*Aim of the task:*
Sort through the data and copy the lines holding the word "shield".

*Records shown:*
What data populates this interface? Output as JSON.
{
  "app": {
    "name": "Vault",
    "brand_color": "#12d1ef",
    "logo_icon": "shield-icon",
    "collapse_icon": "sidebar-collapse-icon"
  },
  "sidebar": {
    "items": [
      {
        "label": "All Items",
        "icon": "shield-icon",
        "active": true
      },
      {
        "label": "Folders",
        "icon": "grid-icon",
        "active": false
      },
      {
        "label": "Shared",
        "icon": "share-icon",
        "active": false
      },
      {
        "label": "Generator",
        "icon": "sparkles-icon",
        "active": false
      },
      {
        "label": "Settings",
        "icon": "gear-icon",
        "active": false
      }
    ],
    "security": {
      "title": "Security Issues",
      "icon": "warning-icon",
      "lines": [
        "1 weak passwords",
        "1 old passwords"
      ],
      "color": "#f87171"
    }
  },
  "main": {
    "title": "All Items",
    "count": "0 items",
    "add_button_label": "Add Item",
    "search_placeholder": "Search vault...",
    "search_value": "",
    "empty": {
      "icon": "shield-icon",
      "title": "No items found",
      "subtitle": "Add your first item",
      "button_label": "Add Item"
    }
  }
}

*Your solution:*
    "logo_icon": "shield-icon",
        "icon": "shield-icon",
      "icon": "shield-icon",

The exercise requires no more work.